Was that a product of labor-exploitative capitalism? Maybe. But what the hell else were/are people going to do for money & stuff? The world has for quite some time been waiting for an answer to this fill-in-the blank question: “__________ is an economic system that functions better and is less barbaric and provides a greater good for a greater number than democratic socialized capitalism.”
…which, when combined with the further liberalization of educational resources and access to increasingly powerful technology, is a profound force of broad social change and advancement. It’s of course gradual though – even if we have robots at human-level intelligence in 20 years, there will still be a menial, un-to-under-educated labor class shoveling poo somewhere. Smaller, sure – and that’s a good thing. And hey, maybe they’ll be shoveling poo wearing a powered exoskeleton! Things get better – they always get better.
Lastly, and this may seem a bit of a cop out, and perhaps it is – but quite exactly and specifically, people like you are, YOU are the stop-gap! People who take a moment, raise the good questions, and say “Hey, uhhhh… guys, maybe we should put some thought into where this might take things?”
Thanks again for all the comments!
Oh, good ferociously related piece from Robohub.org today:
“Ability to do creative, non-routine work will be a must in the coming automation era. Is this realistic for most workers?” – http://bit.ly/ZrTONt
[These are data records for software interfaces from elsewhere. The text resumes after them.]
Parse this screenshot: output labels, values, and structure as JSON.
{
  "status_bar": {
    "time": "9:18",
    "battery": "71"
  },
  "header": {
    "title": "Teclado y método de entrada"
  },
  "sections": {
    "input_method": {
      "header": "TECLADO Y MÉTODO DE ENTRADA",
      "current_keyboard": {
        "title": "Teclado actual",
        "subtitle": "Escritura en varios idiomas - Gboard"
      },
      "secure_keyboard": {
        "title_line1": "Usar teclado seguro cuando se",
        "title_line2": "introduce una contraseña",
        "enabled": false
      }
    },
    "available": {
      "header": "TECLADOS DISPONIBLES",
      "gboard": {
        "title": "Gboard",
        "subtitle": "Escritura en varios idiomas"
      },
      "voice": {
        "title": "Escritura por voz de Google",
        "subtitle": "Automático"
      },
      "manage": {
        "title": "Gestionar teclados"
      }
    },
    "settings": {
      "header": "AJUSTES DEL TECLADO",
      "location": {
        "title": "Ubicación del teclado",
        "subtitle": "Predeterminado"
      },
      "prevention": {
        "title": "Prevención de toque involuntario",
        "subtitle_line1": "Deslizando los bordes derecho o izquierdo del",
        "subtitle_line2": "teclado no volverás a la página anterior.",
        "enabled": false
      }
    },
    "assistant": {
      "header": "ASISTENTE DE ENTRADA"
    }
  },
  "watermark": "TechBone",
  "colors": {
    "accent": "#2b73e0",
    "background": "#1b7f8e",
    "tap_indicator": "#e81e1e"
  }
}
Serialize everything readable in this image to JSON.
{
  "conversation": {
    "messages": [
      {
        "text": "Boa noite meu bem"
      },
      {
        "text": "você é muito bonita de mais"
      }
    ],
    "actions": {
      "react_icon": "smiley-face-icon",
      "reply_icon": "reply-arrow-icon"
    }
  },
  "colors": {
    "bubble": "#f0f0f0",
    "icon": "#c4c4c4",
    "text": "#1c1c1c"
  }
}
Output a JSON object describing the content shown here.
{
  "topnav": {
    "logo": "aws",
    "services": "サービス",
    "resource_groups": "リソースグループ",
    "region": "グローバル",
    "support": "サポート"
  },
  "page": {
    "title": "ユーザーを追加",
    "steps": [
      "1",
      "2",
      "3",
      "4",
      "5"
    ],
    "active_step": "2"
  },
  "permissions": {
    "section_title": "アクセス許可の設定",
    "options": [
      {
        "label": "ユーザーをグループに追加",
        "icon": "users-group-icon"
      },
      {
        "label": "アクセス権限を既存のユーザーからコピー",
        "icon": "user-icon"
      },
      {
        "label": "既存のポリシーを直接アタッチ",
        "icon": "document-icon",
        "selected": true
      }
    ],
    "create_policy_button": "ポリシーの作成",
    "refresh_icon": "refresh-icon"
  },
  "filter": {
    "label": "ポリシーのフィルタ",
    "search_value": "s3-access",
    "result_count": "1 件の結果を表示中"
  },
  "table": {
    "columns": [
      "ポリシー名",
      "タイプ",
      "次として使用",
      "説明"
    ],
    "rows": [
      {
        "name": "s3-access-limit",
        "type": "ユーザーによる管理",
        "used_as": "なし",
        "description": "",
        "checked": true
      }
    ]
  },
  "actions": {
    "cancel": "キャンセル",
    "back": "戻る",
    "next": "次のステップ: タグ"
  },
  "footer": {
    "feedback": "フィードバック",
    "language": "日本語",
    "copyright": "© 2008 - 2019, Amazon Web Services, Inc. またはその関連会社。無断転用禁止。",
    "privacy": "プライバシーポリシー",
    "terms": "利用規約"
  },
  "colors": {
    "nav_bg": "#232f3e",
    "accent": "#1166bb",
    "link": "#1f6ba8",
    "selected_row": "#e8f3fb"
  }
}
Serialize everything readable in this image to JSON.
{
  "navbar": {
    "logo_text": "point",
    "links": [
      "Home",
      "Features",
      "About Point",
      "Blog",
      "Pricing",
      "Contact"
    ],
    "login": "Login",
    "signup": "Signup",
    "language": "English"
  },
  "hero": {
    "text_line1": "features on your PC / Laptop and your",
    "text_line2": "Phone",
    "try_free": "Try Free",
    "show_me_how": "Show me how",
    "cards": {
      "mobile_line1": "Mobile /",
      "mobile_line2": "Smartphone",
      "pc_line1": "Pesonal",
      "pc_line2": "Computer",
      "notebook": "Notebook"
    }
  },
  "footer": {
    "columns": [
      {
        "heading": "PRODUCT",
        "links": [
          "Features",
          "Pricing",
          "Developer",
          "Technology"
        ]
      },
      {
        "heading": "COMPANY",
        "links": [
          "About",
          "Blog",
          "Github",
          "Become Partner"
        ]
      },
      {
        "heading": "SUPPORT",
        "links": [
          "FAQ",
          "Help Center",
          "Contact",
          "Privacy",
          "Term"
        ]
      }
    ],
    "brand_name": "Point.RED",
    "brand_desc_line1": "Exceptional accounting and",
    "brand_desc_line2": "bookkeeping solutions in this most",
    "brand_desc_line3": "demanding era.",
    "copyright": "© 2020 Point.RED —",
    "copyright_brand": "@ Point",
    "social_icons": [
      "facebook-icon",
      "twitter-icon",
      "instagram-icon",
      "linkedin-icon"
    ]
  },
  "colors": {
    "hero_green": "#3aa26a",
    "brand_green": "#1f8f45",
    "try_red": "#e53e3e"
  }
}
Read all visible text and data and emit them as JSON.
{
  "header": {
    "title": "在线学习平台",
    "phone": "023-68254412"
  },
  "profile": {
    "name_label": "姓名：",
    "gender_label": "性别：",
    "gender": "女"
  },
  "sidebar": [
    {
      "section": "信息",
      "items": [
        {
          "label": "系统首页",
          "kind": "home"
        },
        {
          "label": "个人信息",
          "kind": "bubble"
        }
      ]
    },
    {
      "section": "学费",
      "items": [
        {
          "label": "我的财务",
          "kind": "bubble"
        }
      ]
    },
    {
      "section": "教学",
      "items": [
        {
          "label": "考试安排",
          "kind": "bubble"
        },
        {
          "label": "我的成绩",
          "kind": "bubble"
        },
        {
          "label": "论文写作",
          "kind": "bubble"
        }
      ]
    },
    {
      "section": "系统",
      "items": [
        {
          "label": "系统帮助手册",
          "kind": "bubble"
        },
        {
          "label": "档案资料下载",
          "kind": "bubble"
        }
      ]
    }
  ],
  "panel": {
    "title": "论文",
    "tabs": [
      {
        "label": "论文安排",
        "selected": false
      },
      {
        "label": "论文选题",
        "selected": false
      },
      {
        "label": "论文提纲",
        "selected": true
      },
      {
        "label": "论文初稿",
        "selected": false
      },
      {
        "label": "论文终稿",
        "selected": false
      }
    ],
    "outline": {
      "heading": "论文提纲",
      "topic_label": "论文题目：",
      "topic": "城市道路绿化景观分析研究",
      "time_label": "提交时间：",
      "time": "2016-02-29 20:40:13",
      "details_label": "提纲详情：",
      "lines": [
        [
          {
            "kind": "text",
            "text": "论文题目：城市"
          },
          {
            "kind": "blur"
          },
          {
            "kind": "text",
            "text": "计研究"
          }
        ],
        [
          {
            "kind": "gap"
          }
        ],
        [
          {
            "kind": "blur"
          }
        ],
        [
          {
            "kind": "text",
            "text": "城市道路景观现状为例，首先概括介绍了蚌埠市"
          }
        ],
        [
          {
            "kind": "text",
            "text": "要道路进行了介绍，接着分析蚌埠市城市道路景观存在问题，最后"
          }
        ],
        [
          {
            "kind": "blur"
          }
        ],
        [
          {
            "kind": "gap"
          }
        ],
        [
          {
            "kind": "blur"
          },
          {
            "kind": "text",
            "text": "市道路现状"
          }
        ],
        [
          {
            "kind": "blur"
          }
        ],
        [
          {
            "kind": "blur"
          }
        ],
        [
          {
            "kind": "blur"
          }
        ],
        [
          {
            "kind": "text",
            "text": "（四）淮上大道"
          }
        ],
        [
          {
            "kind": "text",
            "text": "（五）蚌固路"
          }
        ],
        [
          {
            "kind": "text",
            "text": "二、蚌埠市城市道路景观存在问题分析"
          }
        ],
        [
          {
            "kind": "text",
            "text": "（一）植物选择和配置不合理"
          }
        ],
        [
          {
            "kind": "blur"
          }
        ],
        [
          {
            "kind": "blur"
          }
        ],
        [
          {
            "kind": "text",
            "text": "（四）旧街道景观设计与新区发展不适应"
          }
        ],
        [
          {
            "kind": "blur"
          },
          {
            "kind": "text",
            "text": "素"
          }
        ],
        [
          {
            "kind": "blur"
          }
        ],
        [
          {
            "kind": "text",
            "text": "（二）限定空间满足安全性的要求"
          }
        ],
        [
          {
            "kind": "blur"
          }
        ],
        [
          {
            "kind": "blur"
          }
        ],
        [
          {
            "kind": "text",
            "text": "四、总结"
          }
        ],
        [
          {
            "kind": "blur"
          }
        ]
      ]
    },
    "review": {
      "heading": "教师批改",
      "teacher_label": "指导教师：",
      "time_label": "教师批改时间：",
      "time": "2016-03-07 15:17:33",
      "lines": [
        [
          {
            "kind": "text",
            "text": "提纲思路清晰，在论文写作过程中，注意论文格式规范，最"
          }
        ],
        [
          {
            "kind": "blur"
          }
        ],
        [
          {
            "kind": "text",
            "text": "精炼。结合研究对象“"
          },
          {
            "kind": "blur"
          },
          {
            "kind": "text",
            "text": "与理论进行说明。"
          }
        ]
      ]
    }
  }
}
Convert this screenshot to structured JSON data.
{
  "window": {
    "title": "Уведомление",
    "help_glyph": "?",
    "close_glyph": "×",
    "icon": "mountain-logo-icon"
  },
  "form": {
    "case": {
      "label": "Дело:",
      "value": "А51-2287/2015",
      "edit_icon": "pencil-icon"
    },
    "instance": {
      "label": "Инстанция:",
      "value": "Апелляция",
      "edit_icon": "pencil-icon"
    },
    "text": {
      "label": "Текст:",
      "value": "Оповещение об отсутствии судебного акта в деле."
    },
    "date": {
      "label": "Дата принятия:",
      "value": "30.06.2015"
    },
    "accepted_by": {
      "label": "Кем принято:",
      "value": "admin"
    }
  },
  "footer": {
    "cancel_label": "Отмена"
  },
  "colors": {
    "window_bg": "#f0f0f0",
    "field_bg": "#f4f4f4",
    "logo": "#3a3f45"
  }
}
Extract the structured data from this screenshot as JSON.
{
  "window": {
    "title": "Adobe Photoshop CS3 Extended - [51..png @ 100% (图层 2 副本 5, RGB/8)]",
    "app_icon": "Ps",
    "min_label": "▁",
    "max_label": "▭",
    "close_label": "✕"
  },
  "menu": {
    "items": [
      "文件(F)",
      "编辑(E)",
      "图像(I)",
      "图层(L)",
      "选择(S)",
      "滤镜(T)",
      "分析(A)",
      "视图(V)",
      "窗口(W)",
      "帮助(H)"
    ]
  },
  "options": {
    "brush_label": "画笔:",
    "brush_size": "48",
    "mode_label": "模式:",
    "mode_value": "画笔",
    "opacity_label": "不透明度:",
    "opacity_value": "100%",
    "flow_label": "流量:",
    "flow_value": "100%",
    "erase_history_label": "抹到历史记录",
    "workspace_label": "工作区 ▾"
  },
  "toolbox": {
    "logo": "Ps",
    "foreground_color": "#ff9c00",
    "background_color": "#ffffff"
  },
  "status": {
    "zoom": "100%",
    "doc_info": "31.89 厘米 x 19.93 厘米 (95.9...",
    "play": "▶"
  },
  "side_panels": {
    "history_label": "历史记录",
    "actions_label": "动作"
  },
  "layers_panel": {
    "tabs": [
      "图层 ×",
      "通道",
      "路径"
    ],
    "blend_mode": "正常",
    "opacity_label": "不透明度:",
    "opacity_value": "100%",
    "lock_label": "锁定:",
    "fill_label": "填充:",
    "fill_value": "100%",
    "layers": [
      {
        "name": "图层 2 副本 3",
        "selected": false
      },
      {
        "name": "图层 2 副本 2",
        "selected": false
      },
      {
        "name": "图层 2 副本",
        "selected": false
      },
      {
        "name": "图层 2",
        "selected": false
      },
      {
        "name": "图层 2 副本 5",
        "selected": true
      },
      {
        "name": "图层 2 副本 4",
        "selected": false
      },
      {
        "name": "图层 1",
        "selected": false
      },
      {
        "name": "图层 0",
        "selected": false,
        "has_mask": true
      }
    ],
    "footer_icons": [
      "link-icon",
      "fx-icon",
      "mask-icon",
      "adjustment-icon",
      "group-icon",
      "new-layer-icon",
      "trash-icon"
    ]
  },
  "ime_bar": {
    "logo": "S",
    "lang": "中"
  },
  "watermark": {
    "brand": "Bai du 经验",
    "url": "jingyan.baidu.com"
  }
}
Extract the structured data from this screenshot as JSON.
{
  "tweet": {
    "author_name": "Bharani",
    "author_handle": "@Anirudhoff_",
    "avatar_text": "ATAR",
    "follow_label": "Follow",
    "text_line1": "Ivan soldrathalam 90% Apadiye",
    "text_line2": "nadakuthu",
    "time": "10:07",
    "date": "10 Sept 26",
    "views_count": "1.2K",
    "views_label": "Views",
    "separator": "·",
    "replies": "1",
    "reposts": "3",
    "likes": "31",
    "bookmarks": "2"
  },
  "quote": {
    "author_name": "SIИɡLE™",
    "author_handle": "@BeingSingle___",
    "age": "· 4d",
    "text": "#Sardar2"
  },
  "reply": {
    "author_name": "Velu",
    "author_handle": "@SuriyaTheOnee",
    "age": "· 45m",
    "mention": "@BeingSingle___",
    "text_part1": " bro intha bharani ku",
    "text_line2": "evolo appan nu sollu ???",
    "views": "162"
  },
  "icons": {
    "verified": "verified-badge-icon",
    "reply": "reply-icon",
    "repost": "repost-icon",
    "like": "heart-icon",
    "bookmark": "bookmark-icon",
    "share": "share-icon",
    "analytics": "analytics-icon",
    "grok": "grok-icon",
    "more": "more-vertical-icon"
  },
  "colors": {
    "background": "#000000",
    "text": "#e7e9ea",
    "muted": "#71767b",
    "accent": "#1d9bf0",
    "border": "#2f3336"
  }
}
You’re quite welcome! I hope you keep blogging, your posts
are always amusing and interesting! :)